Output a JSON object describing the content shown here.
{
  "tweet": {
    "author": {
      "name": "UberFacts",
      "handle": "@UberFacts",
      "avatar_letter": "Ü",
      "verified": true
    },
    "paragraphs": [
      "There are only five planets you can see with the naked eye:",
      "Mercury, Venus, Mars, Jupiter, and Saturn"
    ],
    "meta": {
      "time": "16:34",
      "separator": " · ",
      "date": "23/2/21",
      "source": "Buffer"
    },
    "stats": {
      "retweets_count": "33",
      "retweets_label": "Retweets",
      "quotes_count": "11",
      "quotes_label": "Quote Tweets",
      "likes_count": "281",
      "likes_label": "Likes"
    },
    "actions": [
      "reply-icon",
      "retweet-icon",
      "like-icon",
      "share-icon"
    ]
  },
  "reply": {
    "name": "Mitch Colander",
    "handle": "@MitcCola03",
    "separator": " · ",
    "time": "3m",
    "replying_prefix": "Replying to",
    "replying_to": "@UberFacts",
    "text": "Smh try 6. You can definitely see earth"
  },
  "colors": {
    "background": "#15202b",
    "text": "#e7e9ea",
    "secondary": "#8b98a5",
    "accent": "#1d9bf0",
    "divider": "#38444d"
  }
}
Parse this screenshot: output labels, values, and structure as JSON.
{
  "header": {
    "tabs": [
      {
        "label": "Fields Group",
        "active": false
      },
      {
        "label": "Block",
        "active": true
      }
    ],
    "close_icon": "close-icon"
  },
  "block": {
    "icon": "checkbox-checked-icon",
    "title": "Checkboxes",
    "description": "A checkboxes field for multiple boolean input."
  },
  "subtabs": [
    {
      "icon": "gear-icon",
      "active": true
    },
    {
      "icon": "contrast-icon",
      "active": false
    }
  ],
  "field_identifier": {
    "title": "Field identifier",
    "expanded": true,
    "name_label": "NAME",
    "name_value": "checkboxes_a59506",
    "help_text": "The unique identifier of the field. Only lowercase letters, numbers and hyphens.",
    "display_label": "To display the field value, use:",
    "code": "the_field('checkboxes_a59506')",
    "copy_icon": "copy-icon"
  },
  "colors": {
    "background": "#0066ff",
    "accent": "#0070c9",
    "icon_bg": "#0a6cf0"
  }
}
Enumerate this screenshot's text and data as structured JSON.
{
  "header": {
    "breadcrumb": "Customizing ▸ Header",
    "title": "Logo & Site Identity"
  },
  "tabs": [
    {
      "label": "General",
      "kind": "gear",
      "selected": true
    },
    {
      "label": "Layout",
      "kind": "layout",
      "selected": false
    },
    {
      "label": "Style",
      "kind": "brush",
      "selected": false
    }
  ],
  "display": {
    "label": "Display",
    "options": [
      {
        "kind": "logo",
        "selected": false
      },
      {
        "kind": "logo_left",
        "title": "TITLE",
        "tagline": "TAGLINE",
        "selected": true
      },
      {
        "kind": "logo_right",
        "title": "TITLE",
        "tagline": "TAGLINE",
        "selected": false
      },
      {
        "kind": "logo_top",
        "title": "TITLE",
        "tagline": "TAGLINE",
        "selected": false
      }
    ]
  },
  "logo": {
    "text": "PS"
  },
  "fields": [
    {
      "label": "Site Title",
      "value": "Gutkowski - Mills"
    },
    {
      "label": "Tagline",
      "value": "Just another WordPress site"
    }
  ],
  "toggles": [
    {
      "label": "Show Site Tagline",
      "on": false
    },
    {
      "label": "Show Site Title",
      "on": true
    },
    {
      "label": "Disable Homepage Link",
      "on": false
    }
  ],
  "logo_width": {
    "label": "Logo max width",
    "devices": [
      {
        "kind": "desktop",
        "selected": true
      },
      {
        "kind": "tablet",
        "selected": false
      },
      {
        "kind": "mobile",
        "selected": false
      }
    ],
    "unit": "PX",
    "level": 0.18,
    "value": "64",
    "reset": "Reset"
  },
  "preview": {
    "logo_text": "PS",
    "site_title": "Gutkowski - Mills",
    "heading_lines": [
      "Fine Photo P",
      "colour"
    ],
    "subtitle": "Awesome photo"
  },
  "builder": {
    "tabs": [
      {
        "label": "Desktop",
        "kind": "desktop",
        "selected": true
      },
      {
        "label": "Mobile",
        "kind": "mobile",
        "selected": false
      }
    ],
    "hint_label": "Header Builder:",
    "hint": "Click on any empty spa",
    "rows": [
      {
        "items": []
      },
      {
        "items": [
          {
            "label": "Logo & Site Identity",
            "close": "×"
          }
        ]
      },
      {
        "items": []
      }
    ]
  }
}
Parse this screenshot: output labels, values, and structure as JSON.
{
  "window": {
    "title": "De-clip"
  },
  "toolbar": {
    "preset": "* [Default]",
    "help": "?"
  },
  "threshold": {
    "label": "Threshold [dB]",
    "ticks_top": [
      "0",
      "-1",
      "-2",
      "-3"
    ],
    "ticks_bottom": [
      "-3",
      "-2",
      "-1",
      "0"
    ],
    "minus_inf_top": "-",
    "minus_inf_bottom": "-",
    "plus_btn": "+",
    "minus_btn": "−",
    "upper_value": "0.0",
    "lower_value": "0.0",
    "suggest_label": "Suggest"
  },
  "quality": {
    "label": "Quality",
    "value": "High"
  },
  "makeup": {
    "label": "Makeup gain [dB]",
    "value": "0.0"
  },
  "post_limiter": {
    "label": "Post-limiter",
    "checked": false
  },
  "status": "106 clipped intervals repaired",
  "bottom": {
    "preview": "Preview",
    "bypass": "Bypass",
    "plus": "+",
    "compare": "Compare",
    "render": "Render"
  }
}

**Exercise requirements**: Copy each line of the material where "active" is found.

**Output for this task**:
        "active": false
        "active": true
      "active": true
      "active": false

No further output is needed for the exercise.